Citing Department of Housing and Urban Development (HUD) Secretary Ben Carson’s decision to overturn an Obama Administration decision to lower mortgage insurance premiums for FHA loans and lower the costs for FHA borrowers, Beatty asked the panelists if 30-year FHA mortgage borrowers were effectively subsidizing the FHA’s reverse mortgage program, specifying her preference for only a “yes” or “no” answer.
“It’s not simple enough for a yes or no,” Bell said, before being pressed by Beatty about whether or not the HECM program should be separated from the MMIF. Both Bell and Goodman agreed that it should.
“I think HECM should be moved out of the MMIF, and leaving them in does a disservice to both programs,” Goodman answered. “As you point out, they’re very, very different, and each program should be advised on their merits.”
Co-sponsor of Rep. Waters’ proposed foreclosure bill, Rep. Denny Heck (D-Wash.), effectively summarized how the debate among lawmakers has shifted when compared with discussions had in the immediate aftermath of the 2008 financial crisis.
“You all said that this is a good program, [and offered] some things we need [for it to] do better,” Heck said. “But, I want to contrast that positive predicate with what we went through several years ago when had the privilege to lead the effort to modernize the HECM program, in which there was a lot of debate around the question of whether or not we should even have a reverse mortgage program. We’ve come a long way.”
Coming that “long way,” Heck says, is attributed to the recognition of the HECM program’s value in part due to legislative changes, along with being partially due to program advocates recommending additional changes to strengthen consumer protections within it. Also sharing a change in perspective was Rep. Waters herself, who did not shy away from her previous issues with the HECM program, while relating her recognition of its importance.

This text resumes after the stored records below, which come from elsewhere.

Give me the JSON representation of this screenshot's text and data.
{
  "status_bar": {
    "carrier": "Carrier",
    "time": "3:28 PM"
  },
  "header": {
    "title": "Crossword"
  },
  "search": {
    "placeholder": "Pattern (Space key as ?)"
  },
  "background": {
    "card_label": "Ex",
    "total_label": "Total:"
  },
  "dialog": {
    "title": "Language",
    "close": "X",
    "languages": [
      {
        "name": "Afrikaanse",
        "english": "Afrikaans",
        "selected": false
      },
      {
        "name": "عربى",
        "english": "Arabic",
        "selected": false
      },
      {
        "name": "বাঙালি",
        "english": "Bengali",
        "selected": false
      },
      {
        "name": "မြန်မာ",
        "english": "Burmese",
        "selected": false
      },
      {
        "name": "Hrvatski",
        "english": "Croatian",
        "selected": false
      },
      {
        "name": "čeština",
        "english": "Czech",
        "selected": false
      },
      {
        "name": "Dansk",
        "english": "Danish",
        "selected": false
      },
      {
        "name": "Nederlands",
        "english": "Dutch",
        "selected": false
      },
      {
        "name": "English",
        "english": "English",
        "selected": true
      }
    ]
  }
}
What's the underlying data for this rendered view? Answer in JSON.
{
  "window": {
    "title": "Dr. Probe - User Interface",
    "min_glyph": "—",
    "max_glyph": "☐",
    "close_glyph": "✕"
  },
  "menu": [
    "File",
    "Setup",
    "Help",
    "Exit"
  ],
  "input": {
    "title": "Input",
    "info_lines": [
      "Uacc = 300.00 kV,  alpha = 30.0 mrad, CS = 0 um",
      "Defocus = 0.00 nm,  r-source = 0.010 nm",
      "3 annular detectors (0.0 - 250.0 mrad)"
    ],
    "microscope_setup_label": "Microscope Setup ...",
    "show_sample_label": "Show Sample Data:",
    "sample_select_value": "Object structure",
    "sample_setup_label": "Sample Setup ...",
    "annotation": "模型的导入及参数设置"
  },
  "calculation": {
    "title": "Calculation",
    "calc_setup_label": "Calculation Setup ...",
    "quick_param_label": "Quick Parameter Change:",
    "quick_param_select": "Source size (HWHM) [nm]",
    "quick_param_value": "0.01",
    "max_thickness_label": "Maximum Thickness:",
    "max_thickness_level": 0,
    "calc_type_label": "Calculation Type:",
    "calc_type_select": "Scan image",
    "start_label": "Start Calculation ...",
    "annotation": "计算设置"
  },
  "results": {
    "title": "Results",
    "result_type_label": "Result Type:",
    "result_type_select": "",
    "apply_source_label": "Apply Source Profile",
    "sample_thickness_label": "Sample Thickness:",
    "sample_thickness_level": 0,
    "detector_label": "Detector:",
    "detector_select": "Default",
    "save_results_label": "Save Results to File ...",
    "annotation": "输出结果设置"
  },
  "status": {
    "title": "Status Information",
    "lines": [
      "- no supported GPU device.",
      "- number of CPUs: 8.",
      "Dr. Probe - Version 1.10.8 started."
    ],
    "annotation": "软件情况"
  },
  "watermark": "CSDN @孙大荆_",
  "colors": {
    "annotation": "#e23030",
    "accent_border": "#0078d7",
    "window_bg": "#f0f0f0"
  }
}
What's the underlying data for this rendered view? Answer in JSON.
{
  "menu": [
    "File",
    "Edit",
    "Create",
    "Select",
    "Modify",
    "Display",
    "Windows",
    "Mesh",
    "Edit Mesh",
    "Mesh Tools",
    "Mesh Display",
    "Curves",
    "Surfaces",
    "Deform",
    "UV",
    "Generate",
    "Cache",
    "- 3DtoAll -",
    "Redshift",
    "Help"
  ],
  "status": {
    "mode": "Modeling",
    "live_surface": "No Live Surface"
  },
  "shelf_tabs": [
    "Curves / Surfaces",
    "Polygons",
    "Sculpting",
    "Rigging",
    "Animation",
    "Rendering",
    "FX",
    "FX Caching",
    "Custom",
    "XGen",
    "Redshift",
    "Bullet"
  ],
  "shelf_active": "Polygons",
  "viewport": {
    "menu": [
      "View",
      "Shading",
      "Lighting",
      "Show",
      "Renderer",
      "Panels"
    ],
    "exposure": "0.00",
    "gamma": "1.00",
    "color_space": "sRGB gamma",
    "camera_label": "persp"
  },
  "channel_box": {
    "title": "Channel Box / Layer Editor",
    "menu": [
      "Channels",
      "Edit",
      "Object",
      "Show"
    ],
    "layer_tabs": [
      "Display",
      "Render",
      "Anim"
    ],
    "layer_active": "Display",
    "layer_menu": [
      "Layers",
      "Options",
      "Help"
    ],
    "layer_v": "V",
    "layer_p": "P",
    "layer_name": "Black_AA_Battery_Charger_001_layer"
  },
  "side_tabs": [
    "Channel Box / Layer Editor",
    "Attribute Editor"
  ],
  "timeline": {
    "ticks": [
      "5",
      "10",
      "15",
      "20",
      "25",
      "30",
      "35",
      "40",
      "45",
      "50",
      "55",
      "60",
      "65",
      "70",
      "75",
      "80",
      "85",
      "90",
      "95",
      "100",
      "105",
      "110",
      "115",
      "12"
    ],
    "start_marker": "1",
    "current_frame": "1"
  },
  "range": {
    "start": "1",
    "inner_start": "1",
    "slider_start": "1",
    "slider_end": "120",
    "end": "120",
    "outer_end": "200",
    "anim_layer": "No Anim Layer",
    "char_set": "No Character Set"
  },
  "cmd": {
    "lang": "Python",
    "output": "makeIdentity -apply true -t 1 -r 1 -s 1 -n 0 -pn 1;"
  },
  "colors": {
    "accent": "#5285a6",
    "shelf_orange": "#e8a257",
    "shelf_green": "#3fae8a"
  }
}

“Like I said, there were years where I have been concerned about the program,” Waters said. “But I do recognize that it has value that must be protected and extended so that we make sure we’re providing the kind of safety and security our seniors need and deserve.”
Shortly after the conclusion of the hearing, the reverse mortgage trade association expressed encouragement at the statements of support exhibited by legislators for the HECM program, while looking forward to the process of making further HECM program improvements in concert with legislators on the subcommittee.
“NRMLA greatly appreciated the opportunity to testify at today’s hearing and to continue to advocate on our member’s behalf, and on behalf of the seniors our members serve,” said Steve Irwin, EVP of NRMLA in an email to RMD. “There was genuine support for the HECM program from the members of the Subcommittee on Housing, Community Development and Insurance, and all of the witnesses and subcommittee members explored possible paths toward continual improvement of the HECM program. We look forward to working with the members of the subcommittee, and with the other witnesses, to further explore some of the ideas put forth today.”
Former staffers from HUD, FHA and the GSEs weigh in on how to press ahead in this volatile reverse mortgage climate.